An appeal has been filed challenging a judge's ruling that errors with new city of Lafayette and parish of Lafayette council districts can be corrected with a City-Parish Council ordinance.

Lafayette attorney Lane Roy, representing businessman and potential candidate Keith Kishbaugh, filed a motion for appeal Tuesday afternoon. He had been waiting for 15th Judicial District Judge John Trahan to sign the official judgment, which he did Monday.


Lafayette City Hall is pictured Tuesday, August 28, 2018, in Lafayette, La.

The appeal would be heard by the Third Circuit Court of Appeal in Lake Charles. Trahan said he contacted the appeal court asking that the appeal be expedited because candidates who want to run for one of the new city or parish council seats must qualify between Aug. 6 and 8. The election is Oct. 12.

Clerk of Court Louis Perret has said the matter must be settled by the end of qualifying Aug. 8 for the election to move forward.

Kishbaugh sued to stop Lafayette Consolidated Government and election officials from implementing changes to the new city and parish council districts outlined in a March City-Parish Council ordinance.

Voters approved a home rule charter amendment Dec. 8, 2018, replacing the nine-member City-Parish Council with a five-person city council and a five-person parish council. It would be the first major change since the home rule charter was approved in 1992 creating LCG and the nine-person combined council.

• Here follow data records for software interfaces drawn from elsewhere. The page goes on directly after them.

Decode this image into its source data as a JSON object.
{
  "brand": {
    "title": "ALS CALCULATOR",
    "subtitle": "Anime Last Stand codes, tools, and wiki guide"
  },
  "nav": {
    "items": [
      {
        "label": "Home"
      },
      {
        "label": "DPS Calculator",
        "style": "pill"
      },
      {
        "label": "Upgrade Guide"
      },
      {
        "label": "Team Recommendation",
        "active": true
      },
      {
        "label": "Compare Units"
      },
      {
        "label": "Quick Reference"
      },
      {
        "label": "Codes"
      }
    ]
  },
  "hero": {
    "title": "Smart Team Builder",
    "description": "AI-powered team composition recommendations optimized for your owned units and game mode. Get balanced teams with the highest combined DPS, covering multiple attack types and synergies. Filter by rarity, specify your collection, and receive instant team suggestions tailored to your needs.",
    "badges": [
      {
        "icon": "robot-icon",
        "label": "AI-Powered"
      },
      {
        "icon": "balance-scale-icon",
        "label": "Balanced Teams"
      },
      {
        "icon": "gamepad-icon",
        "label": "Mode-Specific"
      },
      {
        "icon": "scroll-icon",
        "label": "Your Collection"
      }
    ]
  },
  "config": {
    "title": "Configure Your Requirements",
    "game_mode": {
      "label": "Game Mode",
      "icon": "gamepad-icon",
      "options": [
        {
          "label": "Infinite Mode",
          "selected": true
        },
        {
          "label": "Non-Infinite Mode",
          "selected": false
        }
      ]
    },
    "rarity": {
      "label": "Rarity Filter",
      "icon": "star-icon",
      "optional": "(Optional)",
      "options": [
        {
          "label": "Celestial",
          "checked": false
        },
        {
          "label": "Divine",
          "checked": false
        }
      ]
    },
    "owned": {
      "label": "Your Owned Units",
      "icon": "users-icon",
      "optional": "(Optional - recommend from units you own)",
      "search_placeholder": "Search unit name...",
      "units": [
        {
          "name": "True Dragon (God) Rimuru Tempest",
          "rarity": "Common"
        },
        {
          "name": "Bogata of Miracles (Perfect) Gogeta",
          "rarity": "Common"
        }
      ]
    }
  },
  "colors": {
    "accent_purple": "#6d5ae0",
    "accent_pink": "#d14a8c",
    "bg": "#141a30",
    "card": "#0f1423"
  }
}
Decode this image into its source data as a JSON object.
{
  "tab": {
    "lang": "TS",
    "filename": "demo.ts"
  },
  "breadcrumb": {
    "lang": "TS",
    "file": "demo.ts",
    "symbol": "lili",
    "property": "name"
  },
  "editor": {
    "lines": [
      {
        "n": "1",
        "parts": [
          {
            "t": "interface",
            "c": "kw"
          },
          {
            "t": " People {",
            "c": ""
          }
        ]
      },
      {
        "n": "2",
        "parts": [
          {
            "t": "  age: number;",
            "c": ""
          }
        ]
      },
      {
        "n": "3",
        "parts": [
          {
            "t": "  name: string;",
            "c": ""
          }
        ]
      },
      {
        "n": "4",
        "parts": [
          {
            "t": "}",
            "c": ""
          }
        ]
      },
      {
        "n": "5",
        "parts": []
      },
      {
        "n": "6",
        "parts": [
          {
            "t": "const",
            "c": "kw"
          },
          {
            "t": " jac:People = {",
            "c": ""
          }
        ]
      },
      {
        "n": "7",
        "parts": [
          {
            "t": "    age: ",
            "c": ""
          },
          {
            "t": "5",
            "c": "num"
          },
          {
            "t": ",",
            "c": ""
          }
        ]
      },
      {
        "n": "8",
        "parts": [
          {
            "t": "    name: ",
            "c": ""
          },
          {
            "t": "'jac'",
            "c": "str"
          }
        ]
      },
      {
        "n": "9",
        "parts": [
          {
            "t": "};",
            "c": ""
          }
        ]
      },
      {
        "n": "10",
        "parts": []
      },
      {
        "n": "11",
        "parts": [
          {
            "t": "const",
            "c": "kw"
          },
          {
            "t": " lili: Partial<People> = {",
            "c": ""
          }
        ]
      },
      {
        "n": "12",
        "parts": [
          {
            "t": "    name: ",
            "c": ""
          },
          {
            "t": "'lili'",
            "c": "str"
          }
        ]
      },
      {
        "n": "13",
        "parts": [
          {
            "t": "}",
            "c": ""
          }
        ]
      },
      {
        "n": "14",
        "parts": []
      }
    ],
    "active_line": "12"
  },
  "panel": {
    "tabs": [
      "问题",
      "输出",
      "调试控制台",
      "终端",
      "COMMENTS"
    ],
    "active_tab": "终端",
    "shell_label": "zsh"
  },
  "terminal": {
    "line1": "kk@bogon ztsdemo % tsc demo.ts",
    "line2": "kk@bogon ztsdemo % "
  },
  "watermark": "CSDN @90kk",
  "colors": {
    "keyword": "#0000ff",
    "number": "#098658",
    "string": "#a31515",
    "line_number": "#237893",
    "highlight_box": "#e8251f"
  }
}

About 10 days after the Dec. 8 election, the registrar of voters noticed descriptions of the new districts don't match maps of the new districts. The City-Parish Council, on advice of its attorneys, adopted an ordinance in March correcting the errors. The Louisiana Attorney General's Office opined that, because the charter lists precincts by district, the corrections had to go to another public vote.

Kishbaugh sued in April to stop implementation of the changes by ordinance. Louisiana Secretary of State Kyle Ardoin, represented by the Attorney General's Office, intervened in the lawsuit. Six of 330 city of Lafayette residents left out of the city council district descriptions also intervened in support of the council's ordinance.

Trahan ruled May 8 in favor of the council. If the appeal court overturns Trahan's decision, it may be appealed to the state supreme court. If the ultimate decision is voters must weigh in on the district boundary changes, that election would probably take place Oct. 12 and the election of new city and parish council members could not be held in October.

Tyler Bret, a spokesman for the Secretary of State Office said no decision has been made about whether they will in appealing the ruling

Follow Claire Taylor on Twitter, @ClaireTaylorACA